Joe Cummins, Community Development Educator for Alternatives, said Alternatives has been helping teach personal finance in schools since 1998.
"Surveys kept showing that high school seniors were failing financial literacy surveys year after year," said Cummins of Ithaca.
Cummins, who works in school districts throughout Tompkins County, said a lifelong habit of consistently adding to a savings account is one that is best started early.
"A lot of people say that saving was never a priority. That's where paycheck to paycheck comes from. Right now we have elementary school children with savings. A lot of kids call it a college fund. That's incredible," Cummins said.
He recounted how one elementary school age girl saved for three years to buy a puppy.

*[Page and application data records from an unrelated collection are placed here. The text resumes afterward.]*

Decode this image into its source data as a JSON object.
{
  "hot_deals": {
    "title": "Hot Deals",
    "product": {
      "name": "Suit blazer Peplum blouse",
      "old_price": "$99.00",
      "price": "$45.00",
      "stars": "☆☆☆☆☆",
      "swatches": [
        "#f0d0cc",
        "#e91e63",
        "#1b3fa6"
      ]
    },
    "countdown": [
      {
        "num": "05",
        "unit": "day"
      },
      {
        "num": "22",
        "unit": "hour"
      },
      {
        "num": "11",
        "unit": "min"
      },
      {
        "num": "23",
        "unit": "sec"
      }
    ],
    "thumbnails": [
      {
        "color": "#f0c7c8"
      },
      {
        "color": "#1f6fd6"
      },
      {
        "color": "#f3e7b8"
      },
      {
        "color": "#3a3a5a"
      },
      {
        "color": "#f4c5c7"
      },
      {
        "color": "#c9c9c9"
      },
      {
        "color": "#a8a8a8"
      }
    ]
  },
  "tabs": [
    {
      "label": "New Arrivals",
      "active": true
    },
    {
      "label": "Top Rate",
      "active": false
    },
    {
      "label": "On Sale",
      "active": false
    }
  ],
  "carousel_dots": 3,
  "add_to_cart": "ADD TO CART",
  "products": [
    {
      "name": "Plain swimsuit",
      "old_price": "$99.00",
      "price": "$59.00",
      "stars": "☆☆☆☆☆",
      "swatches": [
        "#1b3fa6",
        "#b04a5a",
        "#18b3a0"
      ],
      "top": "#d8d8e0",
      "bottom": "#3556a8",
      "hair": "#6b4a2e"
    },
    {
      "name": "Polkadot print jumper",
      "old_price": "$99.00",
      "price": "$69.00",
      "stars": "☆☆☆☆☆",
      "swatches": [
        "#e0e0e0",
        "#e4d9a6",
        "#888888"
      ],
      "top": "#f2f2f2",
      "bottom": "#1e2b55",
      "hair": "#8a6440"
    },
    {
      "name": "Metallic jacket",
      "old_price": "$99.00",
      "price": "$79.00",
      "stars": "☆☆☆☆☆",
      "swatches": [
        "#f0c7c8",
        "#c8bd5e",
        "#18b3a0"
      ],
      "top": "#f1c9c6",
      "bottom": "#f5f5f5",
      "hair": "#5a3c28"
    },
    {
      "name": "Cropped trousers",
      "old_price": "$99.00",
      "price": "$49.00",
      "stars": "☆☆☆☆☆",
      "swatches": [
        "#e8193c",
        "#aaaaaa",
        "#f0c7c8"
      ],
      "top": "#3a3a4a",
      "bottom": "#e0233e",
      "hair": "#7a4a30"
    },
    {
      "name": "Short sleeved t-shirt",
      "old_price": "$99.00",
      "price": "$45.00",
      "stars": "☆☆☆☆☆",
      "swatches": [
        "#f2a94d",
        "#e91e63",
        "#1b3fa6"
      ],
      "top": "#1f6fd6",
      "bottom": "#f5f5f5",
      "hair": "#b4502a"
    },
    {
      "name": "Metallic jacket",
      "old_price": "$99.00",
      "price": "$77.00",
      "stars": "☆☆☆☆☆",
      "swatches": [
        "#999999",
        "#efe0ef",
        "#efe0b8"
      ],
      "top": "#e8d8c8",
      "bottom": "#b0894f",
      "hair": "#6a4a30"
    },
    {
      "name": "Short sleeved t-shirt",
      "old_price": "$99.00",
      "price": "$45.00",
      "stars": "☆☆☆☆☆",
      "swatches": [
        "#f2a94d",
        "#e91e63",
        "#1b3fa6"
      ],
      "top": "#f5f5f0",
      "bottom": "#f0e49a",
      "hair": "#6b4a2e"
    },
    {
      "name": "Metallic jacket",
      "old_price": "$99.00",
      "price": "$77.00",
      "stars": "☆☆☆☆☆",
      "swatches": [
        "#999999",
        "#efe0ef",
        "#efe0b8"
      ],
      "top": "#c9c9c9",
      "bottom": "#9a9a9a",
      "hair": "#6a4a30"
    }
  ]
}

Mandy DeHate, marketing manager for Visions Federal Credit Union said Visions operates a series of programs at school districts throughout the greater Binghamton area.
"We want students to know about finance early on so there are no surprises later in life, like when they want a new car or even something as simple as a new cell phone," said DeHate of Endicott.
Amy Shaw, vice president of member services for the Greater Binghamton Chamber of Commerce, called programs like the ones Junior Achievement, Visions and Alternatives operates critical.
"I don't think students are necessarily getting those kinds of classes in school without them, and they may not always learn financial literacy skills at home," said Shaw of Binghamton.
Tammy Schoonover, executive director of Junior Achievement Central Upstate New York Twin Tier Region, said she has programs running in the Horseheads, Elmira and Corning school districts.
"Our mission is teaching children to own their own success," said Schoonover of Big Flats.
To that end, Junior Achievement holds all-day sessions in elementary schools around the area filled with volunteers from local businesses. The programs are designed to teach students personal finance, economics and the importance of job readiness. Recently, Junior Achievement was in Diven Elementary School in Elmira with volunteers from several local area businesses for an all-day session that left many involved encouraged by the results.
Steven Burns, director of quality at Cameron Manufacturing said he took the day off to volunteer to speak. Burns, of Big Flats, complained that far too many students enter the workforce without the basic skills needed to succeed personally and professionally.
"But programs like this can really help," he said.
Acting Diven Building Administrator Heather Donovan said that it is good to expose the children to things they don't usually encounter in school.
"I think we should be doing more of this, the children respond to it so well."
Second grade teacher Stephanie Roby agreed, adding that she enjoys the program because it teaches students about personal responsibility, which is vital to their development both as students and as people.
Original article: Ithaca Journal, Benjamin Klein, Correspondent 1:17 a.m. EDT, April 6, 2015.